John (played by Frank X) and Winston (played by U.R.) sleep on the floor of their cell, a bed-roll their only comfort. When morning comes, they leave their cell and perform hard labor all day, shoveling sand into wheelbarrows, carting it, lifting it, dumping it, and repeating the process ad infinitum. As staged by director Peter DeLaurier, the two actors mime these grueling actions continually for more than ten minutes at the start of the show, just inches away from the audience. As sweat pours off of the actors, it's impossible not to feel deeply for the prisoners' plight.

For a "concert" presented by the prisoners, John has decided that he and Winston will perform the concluding trial scene from Sophocles' Antigone. Winston doesn't understand the purpose, but John patiently explains the political significance of this play about a woman who breaks a law she considers unethical. John must guide him through this difficult work and convince him that the embarrassment of playing a woman is worthwhile. Later, John learns that he will soon be a free man—and Winston, who is serving a life sentence, is the one who must urge John to be strong as he leaves to face an unfamiliar world.
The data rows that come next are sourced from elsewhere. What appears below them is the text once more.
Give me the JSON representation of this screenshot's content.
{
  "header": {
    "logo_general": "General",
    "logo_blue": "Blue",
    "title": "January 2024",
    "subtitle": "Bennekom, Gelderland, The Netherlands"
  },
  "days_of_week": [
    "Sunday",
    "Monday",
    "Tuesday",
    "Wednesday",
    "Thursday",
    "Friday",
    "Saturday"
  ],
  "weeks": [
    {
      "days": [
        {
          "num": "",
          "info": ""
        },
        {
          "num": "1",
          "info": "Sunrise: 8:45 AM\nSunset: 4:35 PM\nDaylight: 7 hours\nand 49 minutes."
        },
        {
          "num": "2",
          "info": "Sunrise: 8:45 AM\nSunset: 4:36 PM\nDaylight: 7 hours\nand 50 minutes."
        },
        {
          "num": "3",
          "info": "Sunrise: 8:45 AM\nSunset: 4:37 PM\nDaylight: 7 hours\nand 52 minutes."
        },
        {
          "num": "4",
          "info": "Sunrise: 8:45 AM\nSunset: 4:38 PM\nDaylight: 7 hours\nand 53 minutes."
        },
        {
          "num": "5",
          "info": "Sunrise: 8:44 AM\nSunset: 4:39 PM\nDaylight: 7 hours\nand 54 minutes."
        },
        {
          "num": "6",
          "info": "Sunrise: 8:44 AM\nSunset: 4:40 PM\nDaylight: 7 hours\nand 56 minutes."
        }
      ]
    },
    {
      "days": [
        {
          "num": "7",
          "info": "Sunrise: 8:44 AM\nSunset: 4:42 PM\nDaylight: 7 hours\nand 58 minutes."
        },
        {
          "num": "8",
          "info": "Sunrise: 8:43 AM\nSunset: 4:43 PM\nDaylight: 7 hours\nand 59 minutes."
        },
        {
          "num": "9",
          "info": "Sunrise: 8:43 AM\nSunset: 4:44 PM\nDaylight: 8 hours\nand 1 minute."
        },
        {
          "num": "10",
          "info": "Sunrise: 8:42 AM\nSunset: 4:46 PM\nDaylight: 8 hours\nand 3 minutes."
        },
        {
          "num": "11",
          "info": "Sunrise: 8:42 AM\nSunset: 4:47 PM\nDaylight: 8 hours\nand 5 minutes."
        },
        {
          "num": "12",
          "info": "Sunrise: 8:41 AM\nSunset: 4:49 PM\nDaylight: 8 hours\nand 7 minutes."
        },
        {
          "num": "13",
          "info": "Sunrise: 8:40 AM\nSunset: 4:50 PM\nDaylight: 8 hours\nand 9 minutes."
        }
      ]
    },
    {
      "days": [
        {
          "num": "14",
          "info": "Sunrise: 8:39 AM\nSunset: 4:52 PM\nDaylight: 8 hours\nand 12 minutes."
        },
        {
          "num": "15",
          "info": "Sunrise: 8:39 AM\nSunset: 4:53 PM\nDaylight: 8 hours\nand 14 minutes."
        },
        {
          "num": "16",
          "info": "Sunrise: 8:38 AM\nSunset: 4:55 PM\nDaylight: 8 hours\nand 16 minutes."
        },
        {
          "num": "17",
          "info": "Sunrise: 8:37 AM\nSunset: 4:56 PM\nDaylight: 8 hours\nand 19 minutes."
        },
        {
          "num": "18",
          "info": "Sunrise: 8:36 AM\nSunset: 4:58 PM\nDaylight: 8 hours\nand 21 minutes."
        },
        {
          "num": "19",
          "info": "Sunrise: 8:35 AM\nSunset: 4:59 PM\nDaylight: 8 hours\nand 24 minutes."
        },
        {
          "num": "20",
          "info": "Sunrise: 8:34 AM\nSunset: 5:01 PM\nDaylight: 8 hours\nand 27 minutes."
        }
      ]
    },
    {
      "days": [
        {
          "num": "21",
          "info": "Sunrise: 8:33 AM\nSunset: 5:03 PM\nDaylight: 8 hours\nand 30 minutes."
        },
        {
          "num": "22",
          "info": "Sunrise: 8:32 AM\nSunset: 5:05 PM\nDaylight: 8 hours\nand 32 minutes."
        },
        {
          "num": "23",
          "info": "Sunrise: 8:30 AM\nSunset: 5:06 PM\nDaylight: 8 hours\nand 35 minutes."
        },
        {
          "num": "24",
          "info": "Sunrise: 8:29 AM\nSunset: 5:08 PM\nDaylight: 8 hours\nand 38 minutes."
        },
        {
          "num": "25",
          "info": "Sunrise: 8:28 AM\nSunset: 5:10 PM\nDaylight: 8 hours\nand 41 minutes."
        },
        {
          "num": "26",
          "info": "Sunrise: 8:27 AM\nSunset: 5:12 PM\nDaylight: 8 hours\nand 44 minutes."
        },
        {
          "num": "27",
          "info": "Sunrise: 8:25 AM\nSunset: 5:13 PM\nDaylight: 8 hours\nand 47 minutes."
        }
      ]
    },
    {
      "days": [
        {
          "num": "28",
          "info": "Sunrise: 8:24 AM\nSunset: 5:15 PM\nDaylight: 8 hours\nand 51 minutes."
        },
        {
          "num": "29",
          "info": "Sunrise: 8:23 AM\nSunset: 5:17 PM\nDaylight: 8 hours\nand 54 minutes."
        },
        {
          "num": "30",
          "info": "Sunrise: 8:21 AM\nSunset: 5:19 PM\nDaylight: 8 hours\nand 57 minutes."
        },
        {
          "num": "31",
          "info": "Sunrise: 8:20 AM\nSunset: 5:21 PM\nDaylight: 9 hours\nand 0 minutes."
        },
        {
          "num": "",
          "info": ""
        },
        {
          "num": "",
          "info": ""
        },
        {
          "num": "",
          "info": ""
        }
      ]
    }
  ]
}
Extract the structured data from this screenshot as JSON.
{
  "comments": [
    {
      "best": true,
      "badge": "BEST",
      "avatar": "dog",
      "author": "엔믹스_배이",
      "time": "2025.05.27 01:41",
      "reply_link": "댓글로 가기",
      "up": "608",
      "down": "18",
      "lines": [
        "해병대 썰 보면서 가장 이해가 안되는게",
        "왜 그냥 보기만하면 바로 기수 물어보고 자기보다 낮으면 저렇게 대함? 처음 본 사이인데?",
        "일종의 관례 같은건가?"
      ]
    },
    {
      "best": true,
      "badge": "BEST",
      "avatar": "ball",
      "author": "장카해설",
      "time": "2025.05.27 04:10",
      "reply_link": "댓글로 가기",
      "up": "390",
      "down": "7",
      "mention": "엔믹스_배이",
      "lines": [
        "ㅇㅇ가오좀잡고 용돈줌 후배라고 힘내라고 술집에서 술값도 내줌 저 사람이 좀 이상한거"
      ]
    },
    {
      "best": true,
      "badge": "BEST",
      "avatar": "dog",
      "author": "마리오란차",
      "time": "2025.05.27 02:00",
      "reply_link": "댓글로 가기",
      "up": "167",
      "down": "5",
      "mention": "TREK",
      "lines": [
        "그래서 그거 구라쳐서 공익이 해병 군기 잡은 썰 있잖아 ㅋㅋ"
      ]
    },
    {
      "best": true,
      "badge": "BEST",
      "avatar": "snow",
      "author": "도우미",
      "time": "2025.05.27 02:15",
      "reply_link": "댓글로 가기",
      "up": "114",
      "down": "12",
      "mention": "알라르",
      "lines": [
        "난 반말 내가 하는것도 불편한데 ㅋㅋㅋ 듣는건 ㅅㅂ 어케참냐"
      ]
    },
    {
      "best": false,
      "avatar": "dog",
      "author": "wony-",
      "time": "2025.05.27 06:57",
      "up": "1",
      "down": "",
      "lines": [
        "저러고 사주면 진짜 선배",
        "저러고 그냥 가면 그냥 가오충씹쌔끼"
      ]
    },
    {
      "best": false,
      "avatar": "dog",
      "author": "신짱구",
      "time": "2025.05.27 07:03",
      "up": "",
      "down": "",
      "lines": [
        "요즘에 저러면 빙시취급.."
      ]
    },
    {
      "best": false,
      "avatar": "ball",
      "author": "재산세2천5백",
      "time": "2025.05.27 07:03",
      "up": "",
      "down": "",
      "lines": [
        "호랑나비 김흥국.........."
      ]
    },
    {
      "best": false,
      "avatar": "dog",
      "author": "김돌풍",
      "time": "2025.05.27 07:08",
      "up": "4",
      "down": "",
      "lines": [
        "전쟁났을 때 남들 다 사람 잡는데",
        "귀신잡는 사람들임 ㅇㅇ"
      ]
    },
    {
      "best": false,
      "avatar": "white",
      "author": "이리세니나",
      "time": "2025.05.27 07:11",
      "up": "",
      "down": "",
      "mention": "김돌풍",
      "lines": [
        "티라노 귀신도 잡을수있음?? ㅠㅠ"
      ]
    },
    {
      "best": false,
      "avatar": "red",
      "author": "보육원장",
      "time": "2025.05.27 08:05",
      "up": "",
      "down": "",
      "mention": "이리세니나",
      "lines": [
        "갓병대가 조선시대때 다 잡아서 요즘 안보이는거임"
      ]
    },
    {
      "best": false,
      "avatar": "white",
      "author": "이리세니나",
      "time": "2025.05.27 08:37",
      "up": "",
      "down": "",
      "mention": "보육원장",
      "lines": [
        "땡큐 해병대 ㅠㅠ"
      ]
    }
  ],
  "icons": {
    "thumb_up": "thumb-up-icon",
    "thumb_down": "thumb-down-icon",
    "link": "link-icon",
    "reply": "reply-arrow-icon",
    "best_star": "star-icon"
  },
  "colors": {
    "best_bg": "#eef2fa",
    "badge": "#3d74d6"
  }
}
The Island runs less than 90 minutes, and it spends so much time on the Antigone story and the depiction of hard labor that it doesn't take the time to delve deeply into the complexity of the South African political situation (unlike Sizwe Bansi is Dead, a play by the same authors that DeLaurier directed for Lantern three years ago). But you won't feel as if you're missing anything here. The Island is a powerful story, and Frank X and U.R. are marvelous as they chart the subtle changes that these characters go through to make their stand. They let us see into the souls of Winston and John—two downtrodden but noble men who know that they may not be able to beat the apartheid system, but who also know that, through art, they can experience a kind of victory.

The Island runs through June 10, 2012, and is presented by Lantern Theater Company at St. Stephen's Theater, 10th and Ludlow Streets, Philadelphia. Ticket prices range from $20 to $36, with discounts available for students and seniors, and may be purchased by calling the Box Office at 215-829-0395, online at or in person at the box office.

Photos: Mark Garvin

-- Tim Dunleavy

Privacy Policy